— Problem to solve —
Check every line of the data for the string "title" and copy the ones that have it.

Stored items
|---|
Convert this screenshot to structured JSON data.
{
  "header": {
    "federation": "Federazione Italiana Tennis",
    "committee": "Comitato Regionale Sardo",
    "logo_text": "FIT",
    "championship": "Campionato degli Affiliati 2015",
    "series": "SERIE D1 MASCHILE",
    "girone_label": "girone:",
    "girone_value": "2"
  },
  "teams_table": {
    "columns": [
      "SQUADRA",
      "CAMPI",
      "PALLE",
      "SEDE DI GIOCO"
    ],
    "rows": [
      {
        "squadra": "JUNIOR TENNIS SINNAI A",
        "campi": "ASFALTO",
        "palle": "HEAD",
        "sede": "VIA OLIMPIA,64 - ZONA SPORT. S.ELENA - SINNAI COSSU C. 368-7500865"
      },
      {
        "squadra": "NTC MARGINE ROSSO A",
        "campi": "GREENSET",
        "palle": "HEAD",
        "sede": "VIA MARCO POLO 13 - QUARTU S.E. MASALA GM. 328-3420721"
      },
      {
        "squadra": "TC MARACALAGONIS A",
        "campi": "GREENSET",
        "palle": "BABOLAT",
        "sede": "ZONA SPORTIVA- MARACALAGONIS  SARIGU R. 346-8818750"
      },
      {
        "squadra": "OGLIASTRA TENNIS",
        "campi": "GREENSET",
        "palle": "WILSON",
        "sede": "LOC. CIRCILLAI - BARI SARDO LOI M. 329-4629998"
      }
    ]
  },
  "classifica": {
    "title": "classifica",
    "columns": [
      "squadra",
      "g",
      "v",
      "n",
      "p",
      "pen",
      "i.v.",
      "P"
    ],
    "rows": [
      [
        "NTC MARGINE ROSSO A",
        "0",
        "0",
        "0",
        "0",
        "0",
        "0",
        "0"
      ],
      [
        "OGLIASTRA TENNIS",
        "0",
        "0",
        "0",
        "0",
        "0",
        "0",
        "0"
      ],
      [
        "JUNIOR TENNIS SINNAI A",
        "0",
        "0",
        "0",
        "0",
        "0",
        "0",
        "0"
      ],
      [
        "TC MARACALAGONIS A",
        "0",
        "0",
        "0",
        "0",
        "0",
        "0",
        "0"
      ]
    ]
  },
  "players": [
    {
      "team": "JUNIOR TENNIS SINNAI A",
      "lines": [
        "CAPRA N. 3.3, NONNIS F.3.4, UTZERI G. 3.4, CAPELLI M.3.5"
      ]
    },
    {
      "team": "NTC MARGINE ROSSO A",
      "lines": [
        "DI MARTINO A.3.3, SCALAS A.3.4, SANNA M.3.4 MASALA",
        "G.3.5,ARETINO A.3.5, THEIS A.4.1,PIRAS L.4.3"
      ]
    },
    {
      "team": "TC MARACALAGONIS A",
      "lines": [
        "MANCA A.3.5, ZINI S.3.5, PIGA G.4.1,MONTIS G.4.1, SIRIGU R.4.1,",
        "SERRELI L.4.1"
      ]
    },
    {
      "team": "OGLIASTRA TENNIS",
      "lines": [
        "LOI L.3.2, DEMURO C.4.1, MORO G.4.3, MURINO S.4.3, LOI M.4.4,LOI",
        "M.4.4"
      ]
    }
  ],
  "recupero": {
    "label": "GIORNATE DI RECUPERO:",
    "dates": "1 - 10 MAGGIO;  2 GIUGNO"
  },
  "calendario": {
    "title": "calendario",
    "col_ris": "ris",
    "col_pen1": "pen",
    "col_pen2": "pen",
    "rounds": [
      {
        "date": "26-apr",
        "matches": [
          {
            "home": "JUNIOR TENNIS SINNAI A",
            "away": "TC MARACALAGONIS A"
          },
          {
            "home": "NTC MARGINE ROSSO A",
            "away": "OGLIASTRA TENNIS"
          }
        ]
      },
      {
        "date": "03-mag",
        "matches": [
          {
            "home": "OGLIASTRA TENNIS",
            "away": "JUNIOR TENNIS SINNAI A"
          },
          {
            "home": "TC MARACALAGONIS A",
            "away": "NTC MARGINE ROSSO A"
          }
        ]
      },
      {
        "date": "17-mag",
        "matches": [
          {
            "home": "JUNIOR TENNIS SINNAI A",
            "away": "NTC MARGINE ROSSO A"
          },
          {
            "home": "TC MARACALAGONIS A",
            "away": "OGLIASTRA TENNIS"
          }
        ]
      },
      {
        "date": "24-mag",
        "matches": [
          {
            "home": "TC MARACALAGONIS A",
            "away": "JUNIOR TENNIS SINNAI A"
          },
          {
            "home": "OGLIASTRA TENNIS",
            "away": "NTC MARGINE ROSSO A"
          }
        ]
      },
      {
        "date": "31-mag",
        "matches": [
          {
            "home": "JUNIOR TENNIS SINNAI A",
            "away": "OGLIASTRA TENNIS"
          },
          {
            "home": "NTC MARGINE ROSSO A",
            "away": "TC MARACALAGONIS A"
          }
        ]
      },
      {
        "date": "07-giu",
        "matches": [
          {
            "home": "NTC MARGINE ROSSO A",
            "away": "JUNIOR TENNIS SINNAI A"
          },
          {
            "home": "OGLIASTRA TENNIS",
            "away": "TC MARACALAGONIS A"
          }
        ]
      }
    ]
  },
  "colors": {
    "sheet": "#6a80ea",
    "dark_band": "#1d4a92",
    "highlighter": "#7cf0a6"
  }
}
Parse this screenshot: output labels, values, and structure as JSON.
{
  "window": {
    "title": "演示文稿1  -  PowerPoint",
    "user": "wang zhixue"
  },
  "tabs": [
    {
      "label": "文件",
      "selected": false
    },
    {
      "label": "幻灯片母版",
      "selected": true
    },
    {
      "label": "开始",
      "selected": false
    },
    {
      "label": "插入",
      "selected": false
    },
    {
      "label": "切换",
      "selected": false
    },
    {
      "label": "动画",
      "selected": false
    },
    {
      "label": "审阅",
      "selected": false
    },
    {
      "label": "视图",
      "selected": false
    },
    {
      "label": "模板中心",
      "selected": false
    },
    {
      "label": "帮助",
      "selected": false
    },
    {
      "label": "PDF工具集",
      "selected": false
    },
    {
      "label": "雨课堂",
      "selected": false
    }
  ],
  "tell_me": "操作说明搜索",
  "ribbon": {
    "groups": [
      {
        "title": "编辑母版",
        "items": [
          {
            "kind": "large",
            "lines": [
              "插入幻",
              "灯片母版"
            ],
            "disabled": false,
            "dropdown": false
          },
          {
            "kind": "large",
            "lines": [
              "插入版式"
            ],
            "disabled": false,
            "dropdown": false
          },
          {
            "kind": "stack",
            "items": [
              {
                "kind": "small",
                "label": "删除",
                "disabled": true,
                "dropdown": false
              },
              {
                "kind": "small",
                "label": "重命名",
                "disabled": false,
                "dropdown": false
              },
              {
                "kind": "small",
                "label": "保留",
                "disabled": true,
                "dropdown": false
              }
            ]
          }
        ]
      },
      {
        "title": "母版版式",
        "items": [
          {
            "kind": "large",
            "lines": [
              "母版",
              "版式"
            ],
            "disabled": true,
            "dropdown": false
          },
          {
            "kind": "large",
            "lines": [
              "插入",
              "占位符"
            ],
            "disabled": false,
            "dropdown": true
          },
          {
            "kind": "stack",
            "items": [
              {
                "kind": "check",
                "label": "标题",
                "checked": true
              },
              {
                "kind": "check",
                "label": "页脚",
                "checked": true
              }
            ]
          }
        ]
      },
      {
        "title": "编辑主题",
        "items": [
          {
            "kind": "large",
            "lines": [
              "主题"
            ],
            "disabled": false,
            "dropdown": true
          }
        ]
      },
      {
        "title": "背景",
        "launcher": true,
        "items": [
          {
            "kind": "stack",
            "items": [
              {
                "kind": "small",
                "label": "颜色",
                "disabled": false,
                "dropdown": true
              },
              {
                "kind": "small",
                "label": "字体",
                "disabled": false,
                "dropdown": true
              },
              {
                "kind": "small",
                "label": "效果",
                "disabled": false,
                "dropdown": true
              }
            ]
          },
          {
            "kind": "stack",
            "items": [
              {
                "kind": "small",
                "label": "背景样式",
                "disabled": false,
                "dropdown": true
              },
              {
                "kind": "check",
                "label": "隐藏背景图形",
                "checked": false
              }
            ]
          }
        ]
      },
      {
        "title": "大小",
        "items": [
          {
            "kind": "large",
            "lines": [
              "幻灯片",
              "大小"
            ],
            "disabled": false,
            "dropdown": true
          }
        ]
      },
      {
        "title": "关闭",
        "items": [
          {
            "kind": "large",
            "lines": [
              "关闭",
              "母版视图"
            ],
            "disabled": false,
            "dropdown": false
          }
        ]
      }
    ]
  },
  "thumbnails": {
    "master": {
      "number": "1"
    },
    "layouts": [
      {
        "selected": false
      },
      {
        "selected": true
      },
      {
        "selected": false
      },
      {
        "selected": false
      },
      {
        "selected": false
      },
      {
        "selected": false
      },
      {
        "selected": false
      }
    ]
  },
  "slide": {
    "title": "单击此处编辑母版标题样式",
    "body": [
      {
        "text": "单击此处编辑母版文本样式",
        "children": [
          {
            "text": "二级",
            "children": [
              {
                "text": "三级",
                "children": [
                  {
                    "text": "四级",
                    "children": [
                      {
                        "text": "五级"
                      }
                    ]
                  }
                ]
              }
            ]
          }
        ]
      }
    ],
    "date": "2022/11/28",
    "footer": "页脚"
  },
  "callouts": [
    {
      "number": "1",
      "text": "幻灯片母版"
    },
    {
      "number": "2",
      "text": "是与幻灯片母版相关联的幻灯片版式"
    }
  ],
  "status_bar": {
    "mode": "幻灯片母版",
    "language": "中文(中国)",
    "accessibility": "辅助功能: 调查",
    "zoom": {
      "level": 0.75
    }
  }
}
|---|
— Written response —
    "title": "classifica",
    "title": "calendario",
    "title": "演示文稿1  -  PowerPoint",
        "title": "编辑母版",
        "title": "母版版式",
        "title": "编辑主题",
        "title": "背景",
        "title": "大小",
        "title": "关闭",
    "title": "单击此处编辑母版标题样式",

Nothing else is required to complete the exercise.